“Without health, life is not life; it is only a state of languor and suffering – an image of death.”
This Buddhist maxim captures the vital importance of health, and health is so much more than physical comfort. Health encompasses the whole person—body, mine, and spirit.
It is within families we all receive our most basic training and identity to the world around us. Odds are if you are interested in marriage and family therapy your experiences in life have given you a passion to help others. This is the core of the profession, a drive to improve the health of families and individuals.
What is a Marriage and Family Therapist?
Marriage and family therapy is one of five federally recognized core mental health disciplines. This is for good measure. Marriage and family therapists’ (MFTs) holistic approach can often be more effective than other branches of psychology. MFTs are professionally trained, skilled at working within the family dynamic both as a family unit and among individual members. MFTs work with many different ages as well, from children to the elderly. They work as independent private practitioners, in schools, and community or social service agencies. Since the institution of marriage is central to our society’s health, MFTs often relate to many other fields and disciplines. For example, many therapists work within other healthcare organizations such as hospitals and schools that have a direct connection to societal health.
What is the job outlook and salary of a marriage and family therapist?
The career outlook for the profession is strong. The Bureau of Labor Statistics puts job growth well above average at 23 percent between 2016-2026. The salary range of MFTs is $40,000 to $82,000. Factors such as location, training, and organizations greatly affect compensation packages. Earning a Ph.D. increases earning potential substantially. In addition, job satisfaction is high. U.S. News & World Report rated the profession as #2 for best social services job in 2017 and #35 out of 100 for top jobs in 2015. The area experiencing the most growth among marriage and family therapists is substance abuse counseling.

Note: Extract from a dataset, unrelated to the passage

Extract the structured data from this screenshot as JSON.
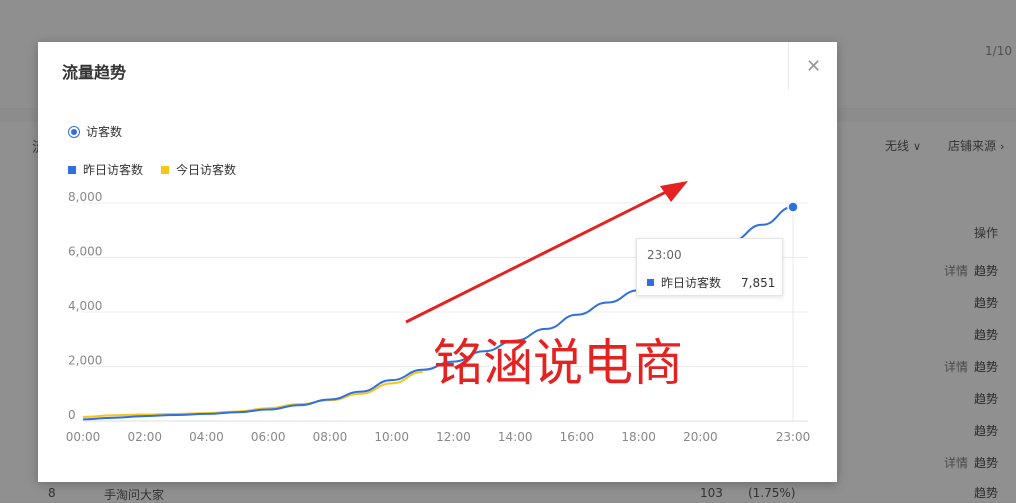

- Family Therapist
- Couple Therapy
- Child Therapist
- Medical Family Therapy
- Tragedy and Sudden Loss Therapist
- Family Planning Specialist
- Teacher, Professor

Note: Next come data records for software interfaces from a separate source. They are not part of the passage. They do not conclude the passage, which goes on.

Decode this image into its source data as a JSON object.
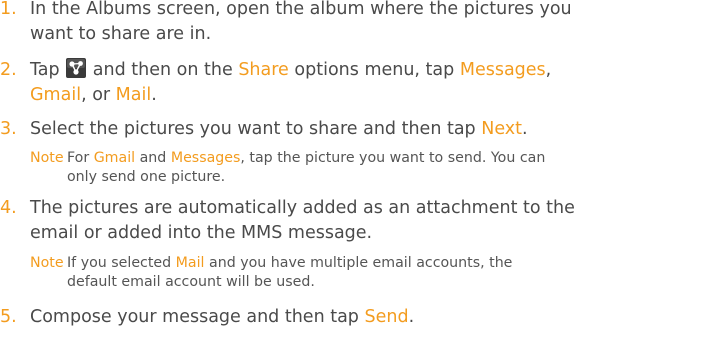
{
  "steps": [
    {
      "number": "1.",
      "line1": "In the Albums screen, open the album where the pictures you",
      "line2": "want to share are in."
    },
    {
      "number": "2.",
      "tap": "Tap",
      "middle": "and then on the",
      "share": "Share",
      "options": "options menu, tap",
      "messages": "Messages",
      "comma": ",",
      "gmail": "Gmail",
      "or": ", or",
      "mail": "Mail",
      "period": ".",
      "icon": "share-icon"
    },
    {
      "number": "3.",
      "text": "Select the pictures you want to share and then tap",
      "next": "Next",
      "period": ".",
      "note": {
        "label": "Note",
        "for": "For",
        "gmail": "Gmail",
        "and": "and",
        "messages": "Messages",
        "rest1": ", tap the picture you want to send. You can",
        "line2": "only send one picture."
      }
    },
    {
      "number": "4.",
      "line1": "The pictures are automatically added as an attachment to the",
      "line2": "email or added into the MMS message.",
      "note": {
        "label": "Note",
        "pre": "If you selected",
        "mail": "Mail",
        "rest1": "and you have multiple email accounts, the",
        "line2": "default email account will be used."
      }
    },
    {
      "number": "5.",
      "text": "Compose your message and then tap",
      "send": "Send",
      "period": "."
    }
  ],
  "colors": {
    "accent": "#f39c1f",
    "text": "#4a4a4a",
    "icon_bg": "#3a3a3a"
  }
}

What kind of doctoral programs are available?
MFTs are psychologists and professionals who require licensure. This means their training is vital to their success as therapists. There are different types of doctoral programs for those interested in graduate work post-masters. The Doctor of Marriage and Family Therapy is a practitioner-focused program and works to develop skills in the clinical arena. A Ph.D. in Marriage and Family, on the other hand, is geared towards those either currently working or seeking to work in an academic setting such as a researcher or professor. The EdD in Marriage and Family Counseling prepares and develops those within the educational sphere such as school counseling. Earning a Doctorate in MFT means you will likely be moving into positions of leadership such as top-level practitioners, agency administrators, clinical supervisors or senior clinicians.
How does one choose the right school?
When considering a doctoral program there are many factors involved. Finding the three-fold sweet spot where convenience, affordability, and quality converge is essential. Today’s on-the-move society that continues to digitize is demanding better ways to train and educate. Online education is a viable option for doctoral work in marriage and family therapy. It often provides more convenience and affordability without quality suffering. Additional factors include school resources, program length, specializations, financial aid, and faculty.
What is our methodology?
In order to choose the right school, we’ve found the Top 10 Online Doctoral Programs in Marriage and Family Counseling. We’ve scoured the nation and found schools with accredited programs, high academic reputations, and competitive tuitions. Using reliable sources such as the IPEDs database, part of the National Center for Education Statistics, payscale.com, and each school’s website, we’ve scored the reputation, quality, and affordability of each school to create this list. Best of luck in your educational journey!
This ranking was calculated based on the following percentages:
- Program Cost – 25%
- Tenured or Tenure Track Faculty – 25%
- Average Mid-Career Salary – 20%
- Retention Rate – 15%
- Percentage of Graduate Students – 15%